results = results.order_by('name')
assert results.ordered == True
exception dhp.doq.DoesNotExist

Bases: exceptions.Exception

Raised when no object is found.

exception dhp.doq.MultipleObjectsReturned

Bases: exceptions.Exception

raised when more than 1 object returned but should not be.

Attribute Lookups

Attribute lookups are similar to how you specify the meat of an SQL WHERE clause. They’re specified as keyword arguments to the DOQ methods filter(), exclude() and get().

The format of look_ups is attribute_name__operation=value That is the name of the attribute to look at, a double under score(dunder) and then the lookup operator, an equals sign and then the value to compare against. The format was inspired by Django’s ORM.

DOQ’s inbuilt lookups are listed below.

As a convenience when no lookup type is provided (like in doq.get(emp_id=14)) the lookup type is assumed to be exact.


Exact case-sensitive match.

assert doq.get(name='Jeff') == doq.get(name__exact='Jeff')


Exact, case insensitive, match.

doq.filter(name__iexact='jeff')  # would match, jEFF, Jeff, etc.


Less Than.

doq.filter(emp_id__lt=3)        # given [4, 3, 2, 1], would match [2, 1]


Less Than or Equal to.

doq.filter(emp_id__lte=3)        # given [4, 3, 2, 1], would match [3, 2, 1]


Greater Than.

doq.filter(emp_id__gt=3)        # given [4, 3, 2, 1], would match [4, ]


Greater Than or Equal To.

doq.filter(emp_id__gte=3)        # given [4, 3, 2, 1], would match [4, 3]


If the value is in the attribute.

doq.filter(name__contains='o') # given ['Oscar', 'John', 'Jo'], would match ['John', 'Joe']


Case insensitive version of contains. See above.

doq.filter(name__icontains='o') # given ['Oscar', 'John', 'Jo'], would match ['Oscar', John', 'Joe']


If the attribute value startswith.

doq.filter(name__startswith='O') # given ['Oscar', 'John', 'Jo'], would match ['Oscar', ]


Case insensitive version of startswith. See above.

doq.filter(name__istartswith='o') # given ['Oscar', 'John', 'Jo'], would match ['Oscar', ]


If the attribute value endswith.

doq.filter(name__endswith='n') # given ['Oscar', 'John', 'Jo'], would match ['John', ]


Case insensitive version of endswith. See above.

doq.filter(name__iendswith='N') # given ['Oscar', 'John', 'Jo'], would match ['John', ]


If the attribute value is in the list supplied.

doq.filter(emp_id__in=[1, 3])   # given [1, 2, 3, 4], would match [1, 3]


Is a short hand equivalent of a >= b and a <= c where a__range=(b, c) and b <= c

doq.filter(emp_id__range=(2, 5))  # is equivalent of doq.filter(emp_id__gte=2, emp_id__lte=5)

Nested Objects

If you have a object that is composed of nested objects, you can access the values of the nested subobjects by using double underscores to list the path of the relationship. Say you had a list of objects with the following layout:

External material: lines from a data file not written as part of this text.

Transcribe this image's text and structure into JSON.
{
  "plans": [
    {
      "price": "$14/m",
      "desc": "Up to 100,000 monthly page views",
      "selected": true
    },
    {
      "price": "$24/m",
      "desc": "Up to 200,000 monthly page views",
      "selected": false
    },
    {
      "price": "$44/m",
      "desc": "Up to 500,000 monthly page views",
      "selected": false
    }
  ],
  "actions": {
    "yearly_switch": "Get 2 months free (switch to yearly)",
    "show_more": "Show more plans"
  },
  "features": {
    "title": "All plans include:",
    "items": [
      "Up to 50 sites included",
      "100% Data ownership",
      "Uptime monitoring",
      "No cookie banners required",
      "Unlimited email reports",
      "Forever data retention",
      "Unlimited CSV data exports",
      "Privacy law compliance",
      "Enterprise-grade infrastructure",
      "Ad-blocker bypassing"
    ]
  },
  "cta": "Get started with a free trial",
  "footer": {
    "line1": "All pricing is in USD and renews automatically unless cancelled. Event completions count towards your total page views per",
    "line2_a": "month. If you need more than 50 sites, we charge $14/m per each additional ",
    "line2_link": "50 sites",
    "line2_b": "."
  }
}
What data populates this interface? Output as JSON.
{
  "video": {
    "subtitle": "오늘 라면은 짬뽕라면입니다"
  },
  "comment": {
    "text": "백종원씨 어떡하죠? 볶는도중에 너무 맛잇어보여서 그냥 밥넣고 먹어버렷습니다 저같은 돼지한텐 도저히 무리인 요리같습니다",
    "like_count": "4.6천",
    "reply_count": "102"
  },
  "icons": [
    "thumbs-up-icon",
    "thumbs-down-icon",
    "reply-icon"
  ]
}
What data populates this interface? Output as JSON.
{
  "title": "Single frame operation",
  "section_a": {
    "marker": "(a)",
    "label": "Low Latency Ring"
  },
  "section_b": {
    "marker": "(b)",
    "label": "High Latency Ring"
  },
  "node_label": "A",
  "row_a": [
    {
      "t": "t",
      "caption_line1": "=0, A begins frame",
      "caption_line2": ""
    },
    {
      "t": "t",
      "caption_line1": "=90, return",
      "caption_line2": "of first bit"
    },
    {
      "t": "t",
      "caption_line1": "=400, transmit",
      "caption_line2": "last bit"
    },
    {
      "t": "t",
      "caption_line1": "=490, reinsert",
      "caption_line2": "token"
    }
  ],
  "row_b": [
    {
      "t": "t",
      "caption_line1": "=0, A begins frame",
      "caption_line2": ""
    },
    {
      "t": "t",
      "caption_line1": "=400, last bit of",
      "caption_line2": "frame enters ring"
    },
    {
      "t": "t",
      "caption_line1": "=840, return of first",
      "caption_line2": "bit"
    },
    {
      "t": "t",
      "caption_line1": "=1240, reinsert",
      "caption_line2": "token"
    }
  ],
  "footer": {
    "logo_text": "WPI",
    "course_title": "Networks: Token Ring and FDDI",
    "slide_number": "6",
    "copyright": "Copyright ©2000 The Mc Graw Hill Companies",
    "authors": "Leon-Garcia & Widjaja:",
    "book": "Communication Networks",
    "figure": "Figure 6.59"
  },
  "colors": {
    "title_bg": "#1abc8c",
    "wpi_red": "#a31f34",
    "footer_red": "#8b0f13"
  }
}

You would access the top-level attributes.


To access the suite information,

doq.filter(address__suite='Apt. 201')

which would be an exact match on the attribute value. To use another operator with your lookup just specify it.


Ordering on a nested attribute is the same. To order by lat:


Slicing DOQ (Limiting)

Slicing a DOQ is supported. Since we are not performing SQL the results of a slicing operation are immediate and return a list of data_objects.

>>> type(doq.all()[2:4])
<type 'list'>

This also means that Negative indexing is supported.


Would return the last data_object from the results.